    Aug 6, 2010
    San Jose, CA
    That is pretty miraculous!

    I've seen this occasionally with my third party batteries. My guess is that the contacts of the battery aren't quite lining up correctly, but I don't know for sure. It's rare enough that I haven't tried to investigate further.
  16. Canonista

    Canonista Mu-43 Top Veteran

    Sep 3, 2011
    Is the paint wear issue a problem with the black version, or is the silver also affected?
  17. snkenai

    snkenai Mu-43 Top Veteran

    Sep 5, 2010
    The E- series cameras were much more durable than the E-p's. I've had the E-p1,2,3, and I treat them with great care. The top and bottom plates are very thin and the aluminium and stainless is very easy to scratch/scuff. They are great little cameras, but not very adept at shrugging off visual blemishes.
  18. LowriderS10

    LowriderS10 Monkey with a camera.

    May 19, 2013
    Mine's fairing pretty well (6 months, 5,000+ actuations, it's seen Japan 3x, all over Korea, Switzerland, rest of Europe, etc), but I do take care of my equipment.
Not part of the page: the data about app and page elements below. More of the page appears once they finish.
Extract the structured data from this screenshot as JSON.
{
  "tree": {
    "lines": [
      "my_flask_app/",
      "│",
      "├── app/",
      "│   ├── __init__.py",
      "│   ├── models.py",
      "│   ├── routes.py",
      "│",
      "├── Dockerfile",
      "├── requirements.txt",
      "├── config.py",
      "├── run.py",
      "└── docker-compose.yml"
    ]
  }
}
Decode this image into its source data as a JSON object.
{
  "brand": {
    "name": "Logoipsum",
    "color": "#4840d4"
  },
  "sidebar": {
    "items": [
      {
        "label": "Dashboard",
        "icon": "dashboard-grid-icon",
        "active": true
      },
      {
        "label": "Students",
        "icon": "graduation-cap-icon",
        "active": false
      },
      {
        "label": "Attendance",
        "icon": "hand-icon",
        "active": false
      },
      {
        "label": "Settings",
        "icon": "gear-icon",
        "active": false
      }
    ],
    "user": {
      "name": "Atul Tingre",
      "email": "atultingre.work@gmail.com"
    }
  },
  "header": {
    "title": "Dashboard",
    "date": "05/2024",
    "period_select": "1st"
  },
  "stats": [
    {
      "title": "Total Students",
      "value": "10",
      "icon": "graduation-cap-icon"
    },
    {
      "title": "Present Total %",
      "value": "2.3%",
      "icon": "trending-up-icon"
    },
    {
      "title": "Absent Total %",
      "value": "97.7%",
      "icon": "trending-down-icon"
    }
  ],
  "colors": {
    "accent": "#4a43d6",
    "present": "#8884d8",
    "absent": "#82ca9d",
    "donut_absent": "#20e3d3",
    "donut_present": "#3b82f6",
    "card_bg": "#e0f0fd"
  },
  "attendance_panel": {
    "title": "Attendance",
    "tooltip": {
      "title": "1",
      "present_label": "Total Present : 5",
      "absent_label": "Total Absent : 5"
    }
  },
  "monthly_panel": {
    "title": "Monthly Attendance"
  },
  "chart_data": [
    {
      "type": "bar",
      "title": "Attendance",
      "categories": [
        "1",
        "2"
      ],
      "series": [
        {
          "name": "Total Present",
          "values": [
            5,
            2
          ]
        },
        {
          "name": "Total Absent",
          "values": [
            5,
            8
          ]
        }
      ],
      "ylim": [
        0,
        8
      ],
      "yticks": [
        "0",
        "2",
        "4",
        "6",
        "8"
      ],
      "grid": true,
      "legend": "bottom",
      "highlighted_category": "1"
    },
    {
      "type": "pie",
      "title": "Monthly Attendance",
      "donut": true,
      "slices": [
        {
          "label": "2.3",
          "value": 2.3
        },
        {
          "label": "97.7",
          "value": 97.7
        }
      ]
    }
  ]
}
    However...I'm very disappointed in the way the strap lugs are designed...the paint started wearing off around them in no time flat!

    Oh...and might as well add the dang viewfinder surround in this as well...I've already lost one somewhere in the Swiss Alps, and the replacement one is constantly making escape attempts. I carry all of my cameras the same way, and this has never been an issue with the 100+ cameras I've owned...until the OM-D. :p
  19. Neftun

    Neftun Mu-43 Veteran

    Jul 15, 2012
    Patrick Kristiansen
    I felt my em5 was about to wear out from my not at all pro, but rather enthusiastic use. It did not wear out, but I saw the signs. Slightly looser knobs, softer buttons, more so than I expected. It could not be my main shooter and retain a resale-value. I miss it now i sold it though. Would make a great casual/social/backup body. I have sold quite a few in my store, and i know my customers are very happy. Most of them are casual but enthusiastic shutterbugs.

    A quick tip regarding strap-lugs: Gordy's camerastraps come with small key-chain like rings and optional o-rings. They are neater, quieter, not poking into the space between my fingers, and do not wear the paint off:) I'm sure similar stuff can be found in a hardwearstore.

    Patrick K
  20. JoJo

    JoJo Mu-43 Veteran

    Mar 19, 2013
    Atlanta, GA
    I use the Black Rapid straps. They screw into the tripod hole. Very secure and no problem with scrapping.
    • Like Like x 2
  1. This site uses cookies to help personalise content, tailor your experience and to keep you logged in if you register.
    By continuing to use this site, you are consenting to our use of cookies.